[Data supplied]:
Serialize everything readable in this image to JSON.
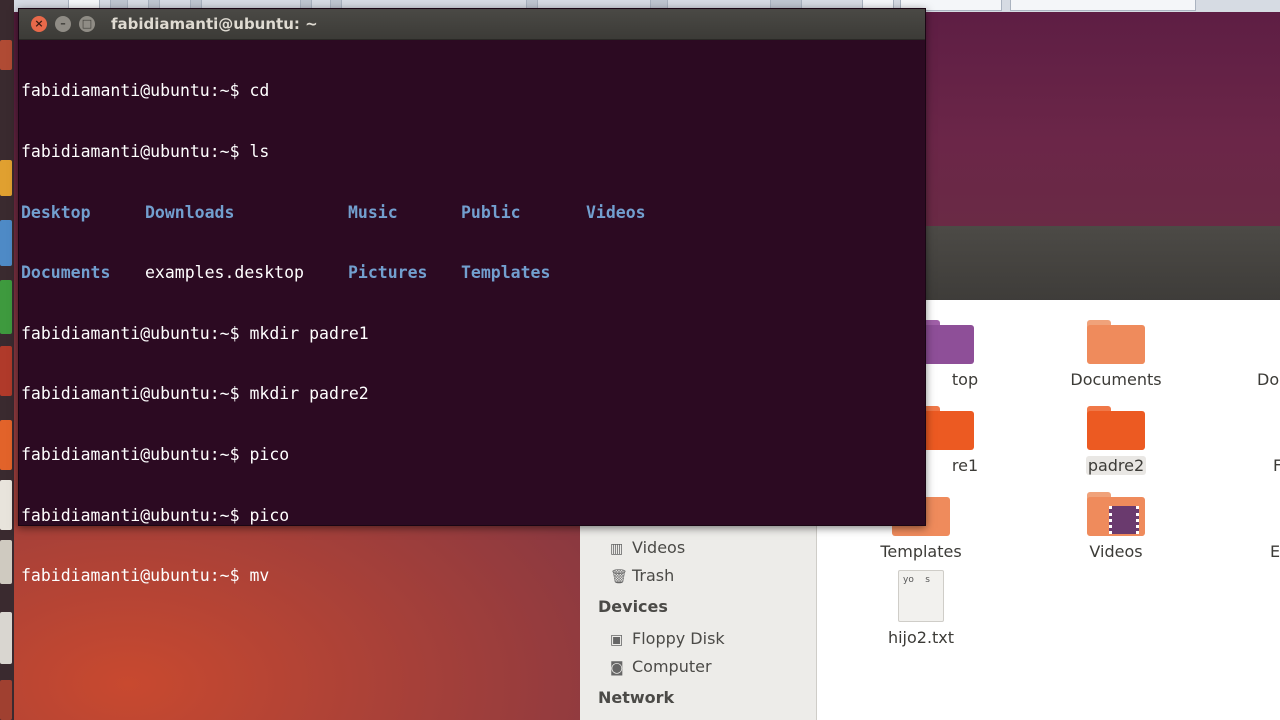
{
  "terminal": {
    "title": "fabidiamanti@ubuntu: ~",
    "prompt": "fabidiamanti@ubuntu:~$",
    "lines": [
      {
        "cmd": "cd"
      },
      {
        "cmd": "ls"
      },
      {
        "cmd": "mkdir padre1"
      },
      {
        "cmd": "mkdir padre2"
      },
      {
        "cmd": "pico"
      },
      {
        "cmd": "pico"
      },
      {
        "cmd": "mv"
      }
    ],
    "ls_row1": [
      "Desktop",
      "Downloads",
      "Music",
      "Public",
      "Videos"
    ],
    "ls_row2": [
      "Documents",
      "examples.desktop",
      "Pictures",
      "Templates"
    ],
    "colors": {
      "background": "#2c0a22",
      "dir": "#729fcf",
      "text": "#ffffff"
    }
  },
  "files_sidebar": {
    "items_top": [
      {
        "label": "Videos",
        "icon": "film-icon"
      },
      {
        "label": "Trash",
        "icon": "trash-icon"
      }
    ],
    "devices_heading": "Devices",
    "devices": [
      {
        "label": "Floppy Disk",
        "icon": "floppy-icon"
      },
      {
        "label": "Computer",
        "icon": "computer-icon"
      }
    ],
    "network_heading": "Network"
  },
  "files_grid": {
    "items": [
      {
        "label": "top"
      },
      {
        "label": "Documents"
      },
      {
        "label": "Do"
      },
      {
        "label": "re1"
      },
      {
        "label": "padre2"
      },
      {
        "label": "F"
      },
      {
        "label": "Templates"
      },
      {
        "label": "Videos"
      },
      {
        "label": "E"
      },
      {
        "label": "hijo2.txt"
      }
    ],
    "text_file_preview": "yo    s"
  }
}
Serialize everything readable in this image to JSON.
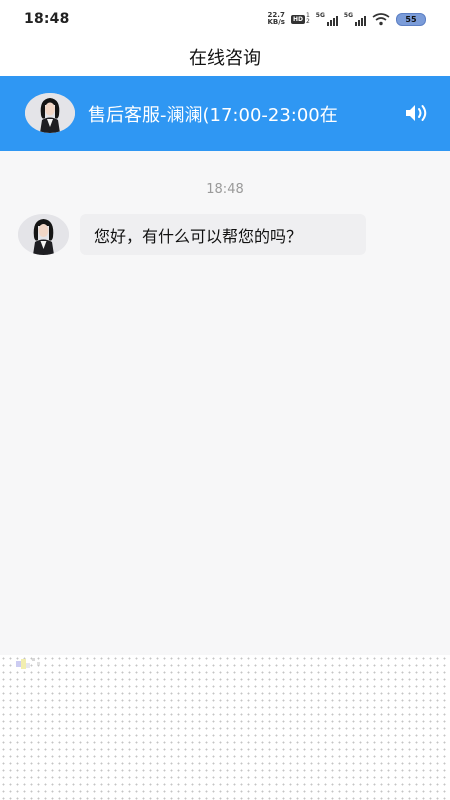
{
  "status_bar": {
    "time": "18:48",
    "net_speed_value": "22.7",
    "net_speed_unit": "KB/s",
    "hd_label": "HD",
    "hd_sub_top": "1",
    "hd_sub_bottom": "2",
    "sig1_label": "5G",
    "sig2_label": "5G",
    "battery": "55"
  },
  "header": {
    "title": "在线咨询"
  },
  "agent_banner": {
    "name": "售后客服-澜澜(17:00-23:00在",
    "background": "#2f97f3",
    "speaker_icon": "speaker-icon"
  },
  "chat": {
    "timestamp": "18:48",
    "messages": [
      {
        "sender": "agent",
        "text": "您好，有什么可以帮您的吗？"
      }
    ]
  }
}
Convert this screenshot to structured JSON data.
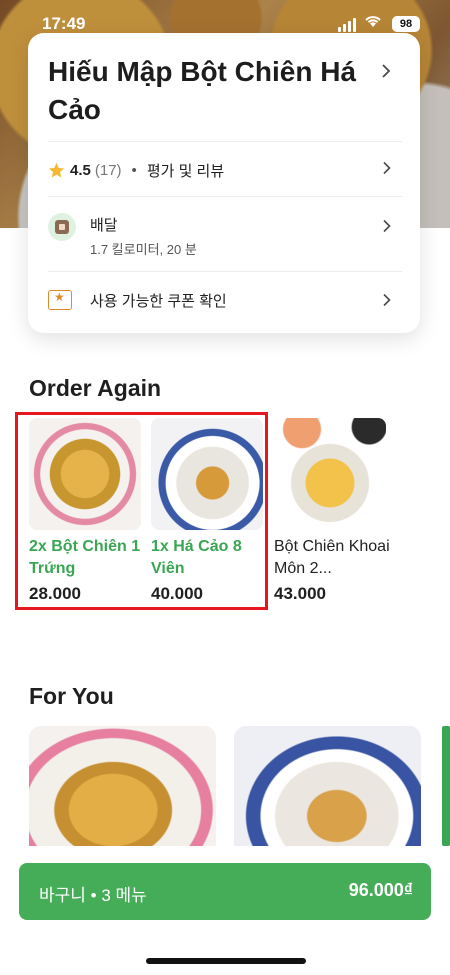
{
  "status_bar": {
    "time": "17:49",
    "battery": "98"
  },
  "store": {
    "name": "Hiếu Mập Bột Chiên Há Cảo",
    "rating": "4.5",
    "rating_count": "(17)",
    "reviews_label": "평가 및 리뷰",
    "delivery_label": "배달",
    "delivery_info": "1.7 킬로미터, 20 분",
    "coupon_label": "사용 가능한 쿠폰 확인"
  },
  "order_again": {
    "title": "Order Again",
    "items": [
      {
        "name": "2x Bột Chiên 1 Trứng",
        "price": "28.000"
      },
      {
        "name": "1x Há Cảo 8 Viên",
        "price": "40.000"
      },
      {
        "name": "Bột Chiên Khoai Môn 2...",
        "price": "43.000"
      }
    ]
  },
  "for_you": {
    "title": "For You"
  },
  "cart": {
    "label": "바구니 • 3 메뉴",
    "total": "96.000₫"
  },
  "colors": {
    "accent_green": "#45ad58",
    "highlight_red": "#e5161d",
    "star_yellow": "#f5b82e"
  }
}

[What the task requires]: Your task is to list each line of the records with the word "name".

[Solution to this problem]:
    "name": "售后客服-澜澜(17:00-23:00在",
    "name": "Hiếu Mập Bột Chiên Há Cảo",
        "name": "2x Bột Chiên 1 Trứng",
        "name": "1x Há Cảo 8 Viên",
        "name": "Bột Chiên Khoai Môn 2...",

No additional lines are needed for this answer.